Feb '99 Issue
MSBA Home Page
Another Law School?
by Mark Gehan
|What are your bar leaders thinking? View our archives of President's Page columns.||
The University of St. Thomas is now considering the creation of a new law school in Minnesota. A law school would complement the large MBA program at St. Thomas and would be consistent with the evolution of the school from college to university. In the next several months, the MSBA will consider the St. Thomas proposal. I have asked Kent Gernander to act as chair of a committee that will report to the Board of Governors and House of Delegates.
Why is the MSBA engaging in this exercise? The MSBA is the voice of the practice of law in Minnesota. Lawyers, law professors, and law students are members of the organization. We are economically interested because the practice of law is how we make a living. We are professionally interested because, despite the increased competition in our world, there are still persons whose legal needs are unmet. It would be a mistake for the MSBA to remain mute at the sidelines while St. Thomas considers its options.

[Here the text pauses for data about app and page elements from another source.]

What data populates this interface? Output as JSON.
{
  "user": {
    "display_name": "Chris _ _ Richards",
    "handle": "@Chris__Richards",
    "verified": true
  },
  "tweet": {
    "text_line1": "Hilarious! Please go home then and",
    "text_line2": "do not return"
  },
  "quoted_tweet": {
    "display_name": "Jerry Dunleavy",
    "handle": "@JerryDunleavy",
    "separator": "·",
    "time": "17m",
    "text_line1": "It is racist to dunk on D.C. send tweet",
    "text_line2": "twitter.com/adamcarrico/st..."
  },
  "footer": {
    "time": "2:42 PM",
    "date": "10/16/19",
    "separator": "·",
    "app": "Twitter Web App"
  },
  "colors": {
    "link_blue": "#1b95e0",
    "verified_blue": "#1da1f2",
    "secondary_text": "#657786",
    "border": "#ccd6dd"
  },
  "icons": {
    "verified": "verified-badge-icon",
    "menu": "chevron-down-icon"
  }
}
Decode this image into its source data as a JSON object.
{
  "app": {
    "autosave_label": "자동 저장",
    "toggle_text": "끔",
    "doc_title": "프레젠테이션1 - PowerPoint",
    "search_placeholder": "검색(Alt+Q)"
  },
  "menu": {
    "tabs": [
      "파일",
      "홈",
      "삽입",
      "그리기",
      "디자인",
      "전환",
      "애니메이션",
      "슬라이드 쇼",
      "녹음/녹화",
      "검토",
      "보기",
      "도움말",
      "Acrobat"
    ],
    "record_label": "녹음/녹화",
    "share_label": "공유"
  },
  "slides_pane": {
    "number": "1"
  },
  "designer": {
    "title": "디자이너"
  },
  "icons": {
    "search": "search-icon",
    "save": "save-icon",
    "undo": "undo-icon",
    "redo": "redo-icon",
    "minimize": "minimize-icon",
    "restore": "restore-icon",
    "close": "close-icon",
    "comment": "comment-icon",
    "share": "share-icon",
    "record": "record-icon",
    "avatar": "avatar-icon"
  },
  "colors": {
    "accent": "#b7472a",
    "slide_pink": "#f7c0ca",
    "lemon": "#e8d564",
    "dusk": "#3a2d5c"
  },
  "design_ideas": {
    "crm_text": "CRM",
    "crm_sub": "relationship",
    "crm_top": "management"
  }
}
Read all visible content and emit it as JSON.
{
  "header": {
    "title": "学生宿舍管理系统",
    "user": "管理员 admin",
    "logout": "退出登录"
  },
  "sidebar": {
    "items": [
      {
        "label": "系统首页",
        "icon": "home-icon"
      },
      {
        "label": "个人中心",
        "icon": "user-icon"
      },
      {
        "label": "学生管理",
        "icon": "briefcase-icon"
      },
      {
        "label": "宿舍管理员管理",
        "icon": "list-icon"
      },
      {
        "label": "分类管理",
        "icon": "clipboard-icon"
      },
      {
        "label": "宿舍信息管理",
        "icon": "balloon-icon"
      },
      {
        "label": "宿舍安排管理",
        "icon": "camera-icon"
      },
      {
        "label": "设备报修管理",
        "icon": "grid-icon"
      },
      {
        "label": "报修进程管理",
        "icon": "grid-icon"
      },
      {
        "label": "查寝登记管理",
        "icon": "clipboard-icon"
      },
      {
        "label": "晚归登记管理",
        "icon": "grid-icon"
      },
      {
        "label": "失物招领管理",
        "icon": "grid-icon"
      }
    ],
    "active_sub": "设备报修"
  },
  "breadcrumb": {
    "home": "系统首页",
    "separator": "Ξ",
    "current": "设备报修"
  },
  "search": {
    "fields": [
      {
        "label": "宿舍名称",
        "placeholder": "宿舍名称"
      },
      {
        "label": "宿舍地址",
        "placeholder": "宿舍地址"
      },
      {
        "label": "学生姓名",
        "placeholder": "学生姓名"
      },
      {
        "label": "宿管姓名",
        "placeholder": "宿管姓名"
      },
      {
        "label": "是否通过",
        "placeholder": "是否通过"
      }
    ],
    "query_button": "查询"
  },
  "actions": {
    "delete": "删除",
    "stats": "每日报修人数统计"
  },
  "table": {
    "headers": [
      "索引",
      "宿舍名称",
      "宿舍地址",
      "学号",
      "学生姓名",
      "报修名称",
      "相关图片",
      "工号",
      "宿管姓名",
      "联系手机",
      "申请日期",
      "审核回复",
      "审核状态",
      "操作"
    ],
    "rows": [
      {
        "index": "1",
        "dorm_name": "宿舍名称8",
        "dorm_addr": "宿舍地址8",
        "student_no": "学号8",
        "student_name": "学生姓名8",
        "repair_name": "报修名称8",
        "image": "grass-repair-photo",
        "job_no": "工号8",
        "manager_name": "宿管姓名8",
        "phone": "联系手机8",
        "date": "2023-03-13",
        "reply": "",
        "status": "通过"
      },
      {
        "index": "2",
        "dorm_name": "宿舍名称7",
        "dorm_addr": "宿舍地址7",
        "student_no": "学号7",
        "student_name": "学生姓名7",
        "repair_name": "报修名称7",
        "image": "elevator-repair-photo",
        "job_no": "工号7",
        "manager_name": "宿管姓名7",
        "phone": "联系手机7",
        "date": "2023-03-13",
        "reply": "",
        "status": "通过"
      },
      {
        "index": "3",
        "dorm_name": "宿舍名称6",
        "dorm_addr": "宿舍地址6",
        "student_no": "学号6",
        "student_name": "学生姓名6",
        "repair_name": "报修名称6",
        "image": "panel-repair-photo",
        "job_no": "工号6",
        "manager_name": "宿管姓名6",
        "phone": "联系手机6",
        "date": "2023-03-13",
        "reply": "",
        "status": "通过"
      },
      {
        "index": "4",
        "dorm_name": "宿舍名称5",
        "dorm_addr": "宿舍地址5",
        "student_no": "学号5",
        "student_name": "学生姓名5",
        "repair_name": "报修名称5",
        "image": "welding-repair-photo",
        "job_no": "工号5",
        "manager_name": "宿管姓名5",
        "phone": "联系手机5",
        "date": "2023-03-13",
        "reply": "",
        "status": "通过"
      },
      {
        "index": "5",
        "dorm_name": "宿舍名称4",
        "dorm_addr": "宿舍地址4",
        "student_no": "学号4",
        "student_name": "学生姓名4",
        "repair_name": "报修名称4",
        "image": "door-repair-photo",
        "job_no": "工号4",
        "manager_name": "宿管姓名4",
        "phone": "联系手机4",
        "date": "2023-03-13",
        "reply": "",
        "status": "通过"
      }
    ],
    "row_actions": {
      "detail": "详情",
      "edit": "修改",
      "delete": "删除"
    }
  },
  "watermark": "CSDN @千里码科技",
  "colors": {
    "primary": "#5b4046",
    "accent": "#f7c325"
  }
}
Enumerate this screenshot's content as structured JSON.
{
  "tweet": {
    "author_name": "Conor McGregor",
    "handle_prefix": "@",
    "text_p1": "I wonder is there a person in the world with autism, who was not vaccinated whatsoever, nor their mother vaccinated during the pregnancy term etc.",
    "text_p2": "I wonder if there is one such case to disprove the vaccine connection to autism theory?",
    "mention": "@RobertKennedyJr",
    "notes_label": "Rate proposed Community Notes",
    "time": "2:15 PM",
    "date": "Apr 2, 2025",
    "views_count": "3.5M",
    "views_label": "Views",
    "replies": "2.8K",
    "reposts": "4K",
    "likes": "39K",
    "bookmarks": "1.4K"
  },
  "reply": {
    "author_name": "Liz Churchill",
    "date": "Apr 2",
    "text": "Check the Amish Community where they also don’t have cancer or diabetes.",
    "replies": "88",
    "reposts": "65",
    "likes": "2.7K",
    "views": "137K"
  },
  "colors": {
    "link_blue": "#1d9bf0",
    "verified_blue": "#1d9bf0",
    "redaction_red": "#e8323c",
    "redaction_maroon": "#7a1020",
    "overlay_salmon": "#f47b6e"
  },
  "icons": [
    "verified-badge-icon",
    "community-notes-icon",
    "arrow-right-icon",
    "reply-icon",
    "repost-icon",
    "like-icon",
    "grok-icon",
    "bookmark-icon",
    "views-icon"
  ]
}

If we have something to offer, positive or negative, we should do so because we are, in fact, interested.
The work of the committee will raise questions we all think about but seldom discuss, at least in public. For instance, there is a public perception that there are too many lawyers, and this may be one of the few opinions held by the public with which many or most lawyers agree. The new committee will not avoid this issue, but neither will it simply accept that commonly held belief as accurate. Furthermore, although a new law school with 200 places in its first-year class might in theory increase the lawyer population by 200 annually, it is also reasonable to assume that a number of those first-year students might be stolen from and not replaced by the other three law schools. Even in academia, there is a free market. Therefore, the committee must try to find the information from which predictions could be made. Is it possible to quantify the number of additional lawyers who would choose to practice poverty law rather than injury law? How many new lawyers would choose to practice outside metropolitan areas? Would a 25 percent increase in law school admissions result in a lower "quality" of those admitted?
If it is true that more lawyers will adversely affect our economic interests, we still must consider our professional obligations. If more lawyers would create a benefit to society as a whole, that would be an important, if not dispositive, factor.
Finally, it is inevitable that any conclusions reached or recommendations made by the committee will be controversial, inside and outside our profession. Because the alternative of doing nothing and saying nothing is unacceptable, we will just have to take the heat.
MARK W. GEHAN of St. Paul is president of the MSBA. A partner in the firm of Collins, Buckley, Sauntry & Haugh, he received his J.D. from the University of Minnesota Law School and recently served as special master in the historic Minnesota tobacco litigation.